An important element to this book is its setting: Beirut, Lebanon. The protagonist, Aaliya, is above all resilient. She has to be due to the unrest she has lived through. A basic knowledge of the historical events of the area is helpful when reading through this story, but I wouldn’t say it’s critical.
Now while the world is changing around her, Aaliya lives a simple life. Alone in her apartment, she translates a book into Arabic every year. Her life is solitary and she surrounds herself with literature. Throughout her meditations on her present day life, you go through many flashbacks of how she got to be so “unnecessary” as a divorcee living apart from her family.
While this book is an enjoyable read, I couldn’t make myself care much about the characters or the plot, which I think is showing though in my brief synopsis of it. The prose, however, is beautiful. Alameddine is a master at crafting sentences, weaving together allusions to other works with his own observations, and writing deeply about loneliness, aging, politics, etc. That’s what made the book for me.

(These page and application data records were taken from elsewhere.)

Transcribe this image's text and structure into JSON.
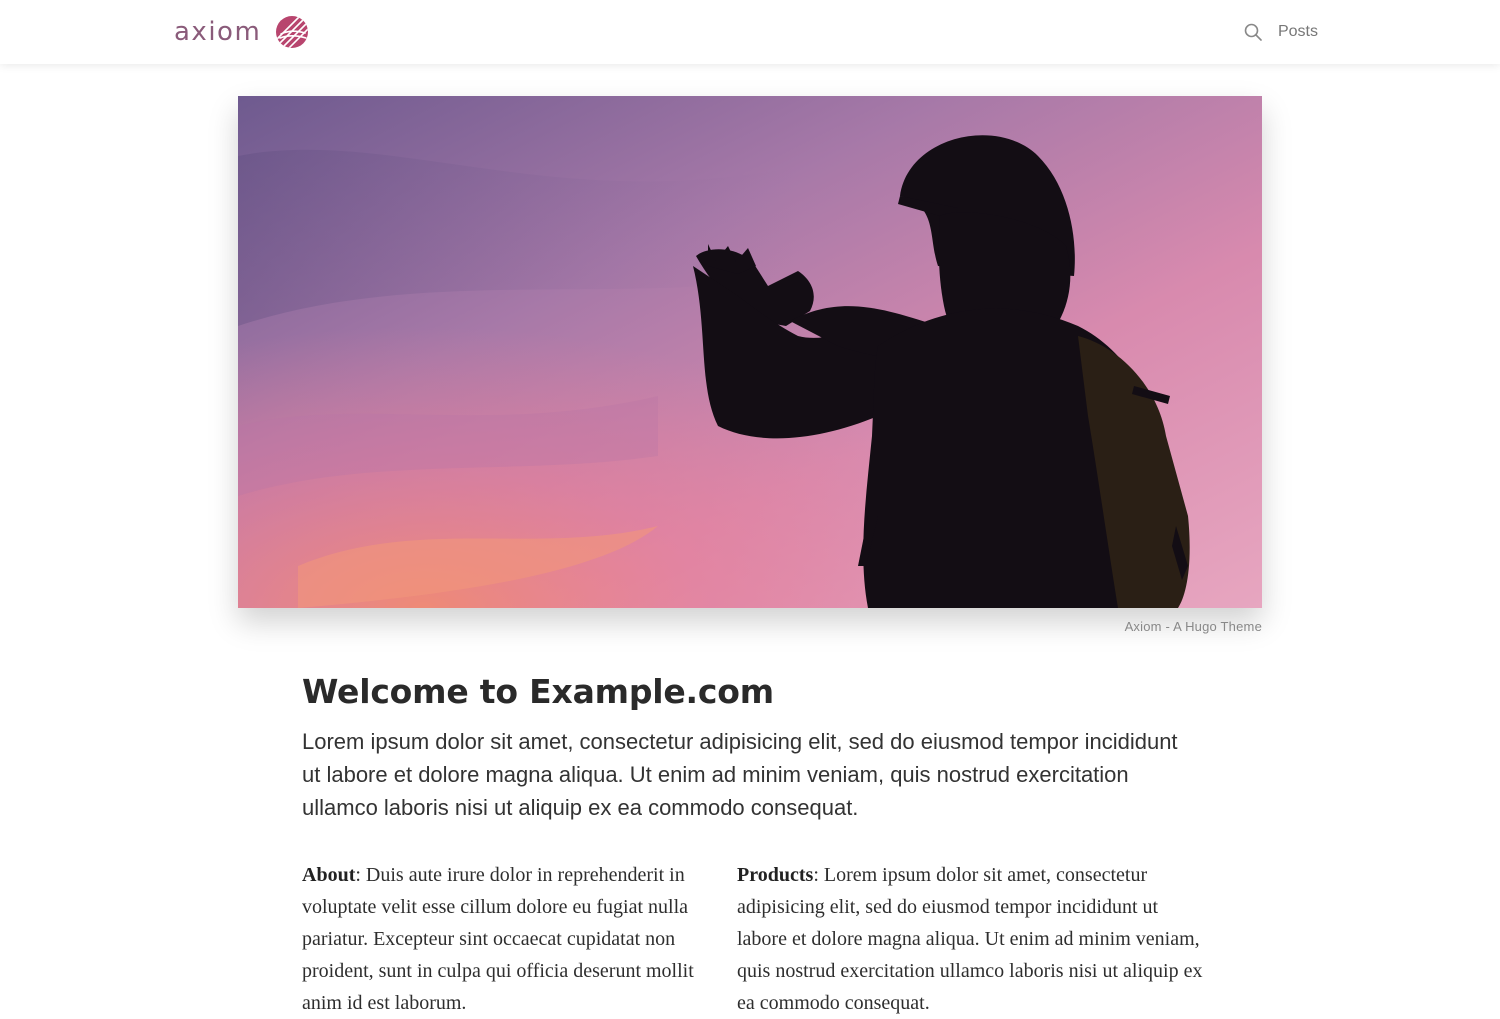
{
  "header": {
    "brand_name": "axiom",
    "brand_icon": "axiom-logo-mark",
    "brand_color": "#8a5b7a",
    "accent_color": "#b8456e",
    "search_icon": "search-icon",
    "nav": [
      {
        "label": "Posts"
      }
    ]
  },
  "hero": {
    "image_icon": "hero-photo",
    "caption": "Axiom - A Hugo Theme"
  },
  "main": {
    "title": "Welcome to Example.com",
    "lead": "Lorem ipsum dolor sit amet, consectetur adipisicing elit, sed do eiusmod tempor incididunt ut labore et dolore magna aliqua. Ut enim ad minim veniam, quis nostrud exercitation ullamco laboris nisi ut aliquip ex ea commodo consequat.",
    "columns": [
      {
        "label": "About",
        "text": ": Duis aute irure dolor in reprehenderit in voluptate velit esse cillum dolore eu fugiat nulla pariatur. Excepteur sint occaecat cupidatat non proident, sunt in culpa qui officia deserunt mollit anim id est laborum."
      },
      {
        "label": "Products",
        "text": ": Lorem ipsum dolor sit amet, consectetur adipisicing elit, sed do eiusmod tempor incididunt ut labore et dolore magna aliqua. Ut enim ad minim veniam, quis nostrud exercitation ullamco laboris nisi ut aliquip ex ea commodo consequat."
      }
    ]
  }
}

I was never completely absorbed or felt as though I couldn’t wait to get back to it after setting it down, but I by no means regret reading it. My copy will probably make it’s way to a used bookstore eventually in order to make room for something else, but I’m glad I picked it up.